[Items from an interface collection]
───

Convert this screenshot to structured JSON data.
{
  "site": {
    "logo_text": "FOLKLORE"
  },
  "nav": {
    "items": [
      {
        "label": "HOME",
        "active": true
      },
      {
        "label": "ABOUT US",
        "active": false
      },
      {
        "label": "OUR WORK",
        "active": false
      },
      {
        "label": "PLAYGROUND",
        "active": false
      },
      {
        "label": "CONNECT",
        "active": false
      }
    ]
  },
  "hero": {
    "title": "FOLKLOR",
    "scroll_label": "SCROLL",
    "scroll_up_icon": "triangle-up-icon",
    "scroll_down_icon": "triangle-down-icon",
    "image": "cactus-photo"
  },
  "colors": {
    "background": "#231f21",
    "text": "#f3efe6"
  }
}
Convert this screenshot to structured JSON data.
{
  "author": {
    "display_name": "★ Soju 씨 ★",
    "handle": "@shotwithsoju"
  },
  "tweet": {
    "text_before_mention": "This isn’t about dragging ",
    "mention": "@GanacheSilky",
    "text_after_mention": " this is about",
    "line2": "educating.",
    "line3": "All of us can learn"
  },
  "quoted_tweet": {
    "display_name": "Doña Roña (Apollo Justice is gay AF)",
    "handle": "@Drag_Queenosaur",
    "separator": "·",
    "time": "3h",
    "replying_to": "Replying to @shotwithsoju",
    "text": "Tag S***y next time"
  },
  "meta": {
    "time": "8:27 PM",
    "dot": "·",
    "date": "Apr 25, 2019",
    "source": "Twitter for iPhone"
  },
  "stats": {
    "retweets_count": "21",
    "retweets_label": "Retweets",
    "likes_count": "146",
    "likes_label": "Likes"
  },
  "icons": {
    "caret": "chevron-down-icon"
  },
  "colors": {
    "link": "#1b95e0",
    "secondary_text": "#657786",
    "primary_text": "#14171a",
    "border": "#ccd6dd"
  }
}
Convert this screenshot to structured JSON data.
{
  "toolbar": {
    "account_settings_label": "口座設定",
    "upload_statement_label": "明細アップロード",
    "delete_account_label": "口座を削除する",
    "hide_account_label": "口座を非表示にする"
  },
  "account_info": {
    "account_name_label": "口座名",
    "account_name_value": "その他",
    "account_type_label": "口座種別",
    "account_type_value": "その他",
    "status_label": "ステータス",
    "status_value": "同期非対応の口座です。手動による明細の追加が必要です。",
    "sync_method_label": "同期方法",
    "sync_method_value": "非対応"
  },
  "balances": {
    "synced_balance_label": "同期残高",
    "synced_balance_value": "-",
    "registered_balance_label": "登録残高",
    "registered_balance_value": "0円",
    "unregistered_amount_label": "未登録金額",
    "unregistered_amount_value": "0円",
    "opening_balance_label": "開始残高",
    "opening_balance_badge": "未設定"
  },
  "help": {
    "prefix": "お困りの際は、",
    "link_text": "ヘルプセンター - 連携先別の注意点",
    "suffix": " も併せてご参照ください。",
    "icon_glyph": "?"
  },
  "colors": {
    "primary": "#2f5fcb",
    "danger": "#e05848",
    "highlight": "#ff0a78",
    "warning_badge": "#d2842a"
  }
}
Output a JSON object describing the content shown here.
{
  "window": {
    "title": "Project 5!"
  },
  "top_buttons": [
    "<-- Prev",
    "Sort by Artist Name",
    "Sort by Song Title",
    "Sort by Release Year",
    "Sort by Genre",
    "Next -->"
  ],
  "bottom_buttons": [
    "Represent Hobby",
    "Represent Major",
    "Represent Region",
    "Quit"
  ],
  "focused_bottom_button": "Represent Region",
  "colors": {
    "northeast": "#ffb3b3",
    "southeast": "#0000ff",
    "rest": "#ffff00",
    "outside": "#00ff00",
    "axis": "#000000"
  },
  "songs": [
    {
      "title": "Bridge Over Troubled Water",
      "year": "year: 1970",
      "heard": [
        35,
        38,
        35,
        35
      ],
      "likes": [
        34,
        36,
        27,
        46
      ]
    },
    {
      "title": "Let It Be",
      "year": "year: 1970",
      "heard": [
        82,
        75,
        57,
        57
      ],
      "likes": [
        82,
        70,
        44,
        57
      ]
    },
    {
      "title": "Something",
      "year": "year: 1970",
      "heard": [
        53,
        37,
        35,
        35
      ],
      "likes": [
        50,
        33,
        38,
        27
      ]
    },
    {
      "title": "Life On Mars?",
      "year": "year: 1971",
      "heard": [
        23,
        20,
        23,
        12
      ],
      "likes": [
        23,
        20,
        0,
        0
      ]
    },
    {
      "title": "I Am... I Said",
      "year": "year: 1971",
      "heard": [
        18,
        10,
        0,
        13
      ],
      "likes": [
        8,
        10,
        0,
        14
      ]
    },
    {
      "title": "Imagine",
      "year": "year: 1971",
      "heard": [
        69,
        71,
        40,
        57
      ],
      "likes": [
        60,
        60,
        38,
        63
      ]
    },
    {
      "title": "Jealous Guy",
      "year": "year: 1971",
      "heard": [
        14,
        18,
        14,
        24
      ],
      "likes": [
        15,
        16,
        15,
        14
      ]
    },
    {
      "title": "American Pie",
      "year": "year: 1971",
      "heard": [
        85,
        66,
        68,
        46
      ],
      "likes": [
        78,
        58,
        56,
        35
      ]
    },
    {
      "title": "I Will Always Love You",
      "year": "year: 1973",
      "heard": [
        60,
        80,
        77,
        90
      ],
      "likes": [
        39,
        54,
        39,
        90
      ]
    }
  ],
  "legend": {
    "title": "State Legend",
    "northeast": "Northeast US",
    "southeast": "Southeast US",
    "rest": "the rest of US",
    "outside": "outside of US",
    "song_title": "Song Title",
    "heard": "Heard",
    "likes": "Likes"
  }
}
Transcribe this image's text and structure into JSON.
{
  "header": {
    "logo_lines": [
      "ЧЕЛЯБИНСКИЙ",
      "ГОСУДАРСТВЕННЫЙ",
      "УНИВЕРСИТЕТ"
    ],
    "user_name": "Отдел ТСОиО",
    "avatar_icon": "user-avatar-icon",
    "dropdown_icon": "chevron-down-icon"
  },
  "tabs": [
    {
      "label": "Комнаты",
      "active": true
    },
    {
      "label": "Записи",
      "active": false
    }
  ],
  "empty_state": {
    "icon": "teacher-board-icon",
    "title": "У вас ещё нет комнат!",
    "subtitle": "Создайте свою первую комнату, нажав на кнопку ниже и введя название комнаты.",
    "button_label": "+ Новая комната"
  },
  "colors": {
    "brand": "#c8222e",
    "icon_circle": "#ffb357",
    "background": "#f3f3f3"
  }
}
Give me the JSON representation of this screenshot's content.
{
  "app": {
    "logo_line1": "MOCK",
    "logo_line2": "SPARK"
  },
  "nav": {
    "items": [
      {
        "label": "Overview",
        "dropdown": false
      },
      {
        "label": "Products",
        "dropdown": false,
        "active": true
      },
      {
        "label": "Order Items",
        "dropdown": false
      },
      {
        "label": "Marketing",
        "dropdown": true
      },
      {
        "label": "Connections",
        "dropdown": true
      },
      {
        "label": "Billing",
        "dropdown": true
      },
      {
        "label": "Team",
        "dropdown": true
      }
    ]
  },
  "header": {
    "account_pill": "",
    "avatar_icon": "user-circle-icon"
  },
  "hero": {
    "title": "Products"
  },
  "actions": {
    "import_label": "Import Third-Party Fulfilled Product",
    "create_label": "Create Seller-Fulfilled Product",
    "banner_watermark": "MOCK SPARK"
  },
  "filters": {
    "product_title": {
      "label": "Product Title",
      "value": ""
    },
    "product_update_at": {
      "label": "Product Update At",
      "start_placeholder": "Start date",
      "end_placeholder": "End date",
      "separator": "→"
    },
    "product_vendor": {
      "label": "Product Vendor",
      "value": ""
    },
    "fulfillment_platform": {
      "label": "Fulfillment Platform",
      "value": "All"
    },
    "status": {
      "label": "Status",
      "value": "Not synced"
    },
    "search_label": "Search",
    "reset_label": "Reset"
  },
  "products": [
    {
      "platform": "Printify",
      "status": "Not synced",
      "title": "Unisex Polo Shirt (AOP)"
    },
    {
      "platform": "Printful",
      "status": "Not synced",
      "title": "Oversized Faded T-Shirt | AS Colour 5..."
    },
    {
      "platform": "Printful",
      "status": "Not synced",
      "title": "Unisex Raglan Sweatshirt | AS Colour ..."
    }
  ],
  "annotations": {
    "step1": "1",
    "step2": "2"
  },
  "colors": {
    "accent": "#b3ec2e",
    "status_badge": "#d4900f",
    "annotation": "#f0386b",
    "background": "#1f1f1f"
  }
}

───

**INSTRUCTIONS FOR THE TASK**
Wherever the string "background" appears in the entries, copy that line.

**ANSWER BOX**
    "background": "#231f21",
    "background": "#f3f3f3"
    "background": "#1f1f1f"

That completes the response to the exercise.